•oncotic pressure = net COP (blood COP - tissue COP)
•Capillary filtration at arterial end
•Capillary reabsorption at venous end
–location (glomeruli- devoted to filtration
–activity or trauma releases histamine & ↑ filtration
Causes of Edema
•↑ Capillary filtration (↑ capillary BP or ↑ capillary permeability)
–poor venous return
•congestive heart failure - pulmonary edema
•insufficient muscular activity
–kidney failure (water retention, hypertension)
–histamine causes vasodilation and makes capillaries more permeable
•↓ Capillary reabsorption
–hypoproteinemia (oncotic pressure ∝ blood albumin) cirrhosis, famine, burns, kidney
•Obstructed lymphatic drainage
Mechanisms of Venous Return
•Pressure gradient
–7-13 mm Hg venous pressure towards heart
•venules (12-18 mm Hg) to central venous pressure (~5 mm Hg)
•Gravity drains blood from head and neck
•Thoracic pump
–inhalation - thoracic cavity expands (pressure ↓) abdominal pressure ↑, forcing blood
–central venous pressure fluctuates
•2mmHg- inhalation, 6mmHg-exhalation
•blood flows faster with inhalation
•Cardiac suction of expanding atrial space
•Skeletal muscle pump in the limbs (exercise & posture important)
–venous pooling occurs with inactivity
–venous pressure not enough force blood upward
–with prolonged standing, CO may be low enough to cause dizziness or syncope
•prevented by tensing leg muscles, activate skeletal m. pump
–jet pilots wear pressure suits
Circulatory Shock
•Any state where cardiac output insufficient to meet metabolic needs, 2 types:

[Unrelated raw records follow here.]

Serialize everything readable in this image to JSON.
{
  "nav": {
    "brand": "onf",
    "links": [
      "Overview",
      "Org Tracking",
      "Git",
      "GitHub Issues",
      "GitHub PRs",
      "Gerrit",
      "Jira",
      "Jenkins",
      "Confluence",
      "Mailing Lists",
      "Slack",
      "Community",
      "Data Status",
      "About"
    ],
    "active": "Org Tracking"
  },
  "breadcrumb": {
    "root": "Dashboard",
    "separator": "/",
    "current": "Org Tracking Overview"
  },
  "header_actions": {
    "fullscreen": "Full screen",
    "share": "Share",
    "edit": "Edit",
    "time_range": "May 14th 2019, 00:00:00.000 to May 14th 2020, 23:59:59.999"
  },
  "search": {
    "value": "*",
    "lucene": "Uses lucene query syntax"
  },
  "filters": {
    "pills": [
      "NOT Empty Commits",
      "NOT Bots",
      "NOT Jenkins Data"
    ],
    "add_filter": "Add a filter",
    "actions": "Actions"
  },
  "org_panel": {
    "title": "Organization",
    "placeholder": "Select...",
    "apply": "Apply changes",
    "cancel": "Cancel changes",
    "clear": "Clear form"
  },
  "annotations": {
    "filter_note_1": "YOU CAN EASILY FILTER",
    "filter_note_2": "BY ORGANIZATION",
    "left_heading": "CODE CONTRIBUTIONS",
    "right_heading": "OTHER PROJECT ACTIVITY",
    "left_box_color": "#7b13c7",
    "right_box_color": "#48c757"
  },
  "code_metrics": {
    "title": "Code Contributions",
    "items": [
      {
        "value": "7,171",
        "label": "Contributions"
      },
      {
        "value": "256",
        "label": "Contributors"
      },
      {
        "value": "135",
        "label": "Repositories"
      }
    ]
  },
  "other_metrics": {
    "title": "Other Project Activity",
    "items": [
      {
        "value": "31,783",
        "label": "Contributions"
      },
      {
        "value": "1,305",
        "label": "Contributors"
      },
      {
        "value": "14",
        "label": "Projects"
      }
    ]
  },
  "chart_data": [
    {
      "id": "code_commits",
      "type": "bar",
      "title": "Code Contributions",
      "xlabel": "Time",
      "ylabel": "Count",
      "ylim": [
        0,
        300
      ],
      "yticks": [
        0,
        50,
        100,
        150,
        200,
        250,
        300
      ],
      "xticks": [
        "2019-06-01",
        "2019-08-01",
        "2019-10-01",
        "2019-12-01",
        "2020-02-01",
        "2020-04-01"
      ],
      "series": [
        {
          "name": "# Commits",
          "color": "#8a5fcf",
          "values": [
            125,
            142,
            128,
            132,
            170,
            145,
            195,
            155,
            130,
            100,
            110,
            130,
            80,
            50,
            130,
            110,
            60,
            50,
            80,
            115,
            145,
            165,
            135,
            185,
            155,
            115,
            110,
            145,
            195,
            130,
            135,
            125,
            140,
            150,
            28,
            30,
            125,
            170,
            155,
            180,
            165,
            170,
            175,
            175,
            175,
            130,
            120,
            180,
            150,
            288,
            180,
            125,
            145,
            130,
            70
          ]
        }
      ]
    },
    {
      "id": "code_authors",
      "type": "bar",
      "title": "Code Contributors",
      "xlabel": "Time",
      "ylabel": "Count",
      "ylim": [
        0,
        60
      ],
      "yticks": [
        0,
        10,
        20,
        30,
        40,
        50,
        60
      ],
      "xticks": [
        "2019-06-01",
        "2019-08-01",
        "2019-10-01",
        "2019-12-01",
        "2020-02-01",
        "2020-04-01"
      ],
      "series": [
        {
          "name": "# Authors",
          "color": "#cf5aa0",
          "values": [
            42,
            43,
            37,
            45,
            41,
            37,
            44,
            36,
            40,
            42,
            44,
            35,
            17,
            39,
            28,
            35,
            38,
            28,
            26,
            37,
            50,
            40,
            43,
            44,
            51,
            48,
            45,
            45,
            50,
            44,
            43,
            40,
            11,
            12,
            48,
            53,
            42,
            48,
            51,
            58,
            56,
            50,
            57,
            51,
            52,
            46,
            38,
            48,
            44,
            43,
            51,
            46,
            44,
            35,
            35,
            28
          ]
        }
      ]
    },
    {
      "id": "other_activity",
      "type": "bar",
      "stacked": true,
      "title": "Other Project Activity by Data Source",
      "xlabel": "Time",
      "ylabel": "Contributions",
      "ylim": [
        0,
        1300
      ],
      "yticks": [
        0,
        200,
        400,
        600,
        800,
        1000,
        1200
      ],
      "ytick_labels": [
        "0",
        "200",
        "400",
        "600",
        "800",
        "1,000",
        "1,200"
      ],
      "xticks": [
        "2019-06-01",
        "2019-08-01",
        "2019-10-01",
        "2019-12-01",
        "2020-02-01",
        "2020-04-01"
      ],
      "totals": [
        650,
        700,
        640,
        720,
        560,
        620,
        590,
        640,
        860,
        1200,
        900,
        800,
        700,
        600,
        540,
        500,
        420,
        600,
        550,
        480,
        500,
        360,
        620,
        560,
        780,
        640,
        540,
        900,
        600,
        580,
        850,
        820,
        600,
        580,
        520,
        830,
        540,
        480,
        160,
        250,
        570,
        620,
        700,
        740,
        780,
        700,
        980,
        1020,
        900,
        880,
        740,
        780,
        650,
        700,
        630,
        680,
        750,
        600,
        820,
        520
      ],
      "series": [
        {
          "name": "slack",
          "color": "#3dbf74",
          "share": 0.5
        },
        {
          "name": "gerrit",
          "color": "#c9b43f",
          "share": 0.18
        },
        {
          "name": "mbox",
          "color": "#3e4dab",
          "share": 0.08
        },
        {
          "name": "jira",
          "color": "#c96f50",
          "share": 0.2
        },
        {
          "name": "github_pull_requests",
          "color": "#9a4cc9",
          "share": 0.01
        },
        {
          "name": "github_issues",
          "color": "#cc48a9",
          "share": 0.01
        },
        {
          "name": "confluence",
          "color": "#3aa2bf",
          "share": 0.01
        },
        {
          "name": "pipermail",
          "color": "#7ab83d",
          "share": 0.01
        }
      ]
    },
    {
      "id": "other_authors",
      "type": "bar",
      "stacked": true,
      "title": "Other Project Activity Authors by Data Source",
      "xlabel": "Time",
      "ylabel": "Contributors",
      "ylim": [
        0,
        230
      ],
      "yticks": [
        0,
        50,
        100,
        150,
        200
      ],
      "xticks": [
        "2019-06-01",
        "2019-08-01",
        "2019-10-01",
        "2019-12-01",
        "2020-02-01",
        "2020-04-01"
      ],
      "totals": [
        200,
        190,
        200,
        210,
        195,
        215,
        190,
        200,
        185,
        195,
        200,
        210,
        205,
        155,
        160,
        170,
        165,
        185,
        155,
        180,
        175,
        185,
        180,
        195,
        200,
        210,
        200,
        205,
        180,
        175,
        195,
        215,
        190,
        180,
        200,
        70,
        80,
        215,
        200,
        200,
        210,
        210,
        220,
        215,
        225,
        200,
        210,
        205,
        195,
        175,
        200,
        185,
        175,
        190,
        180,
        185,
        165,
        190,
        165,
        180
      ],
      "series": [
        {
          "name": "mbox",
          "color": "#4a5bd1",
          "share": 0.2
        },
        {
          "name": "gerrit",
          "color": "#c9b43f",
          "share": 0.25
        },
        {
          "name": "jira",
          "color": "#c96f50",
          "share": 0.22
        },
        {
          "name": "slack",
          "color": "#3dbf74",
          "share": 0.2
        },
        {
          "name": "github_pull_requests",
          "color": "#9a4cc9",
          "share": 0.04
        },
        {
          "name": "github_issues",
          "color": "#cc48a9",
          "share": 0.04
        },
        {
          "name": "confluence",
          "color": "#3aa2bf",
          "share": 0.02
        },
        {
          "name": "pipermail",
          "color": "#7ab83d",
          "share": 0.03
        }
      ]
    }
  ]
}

–cardiogenic shock - inadequate pumping of heart (MI)
–low venous return (LVR) shock - 3 principle forms
LVR shock
•Hypovolemic shock - most common
–loss of blood volume: trauma, bleeding, burns, dehydration
•Obstructed venous return shock - tumor or aneurysm
•Venous pooling (vascular) shock
–Caused by long periods of standing, sitting or widespread vasodilation
•Neurogenic shock - loss of vasomotor tone, vasodilation from emotional shock to
brainstem injury
•Septic shock - bacterial toxins trigger vasodilation and ↑ capillary permeability
•Anaphylactic shock - severe immune reaction to antigen, histamine release,
generalized vasodilation, ↑ capillary permeability
Responses to Circulatory Shock
•Compensated shock
–homeostatic mechanisms may bring about recovery
–↓ BP triggers baroreflex and production of angiotensin II, both stimulate vasoconstriction
–if person faints and falls to horizontal position, gravity restores blood flow to brain; quicker
if feet are raised
•Decompensated shock: above mechanisms fail and life-threatening positive feedback loops occur
–↓ CO → myocardial ischemia and infarction → ↓ CO
–slow circulation → disseminated intravascular coagulation → slow circulation
–ischemia and acidosis of brainstem → ↓ vasomotor tone, vasodilation → ↓ CO → ischemia
and acidosis of brainstem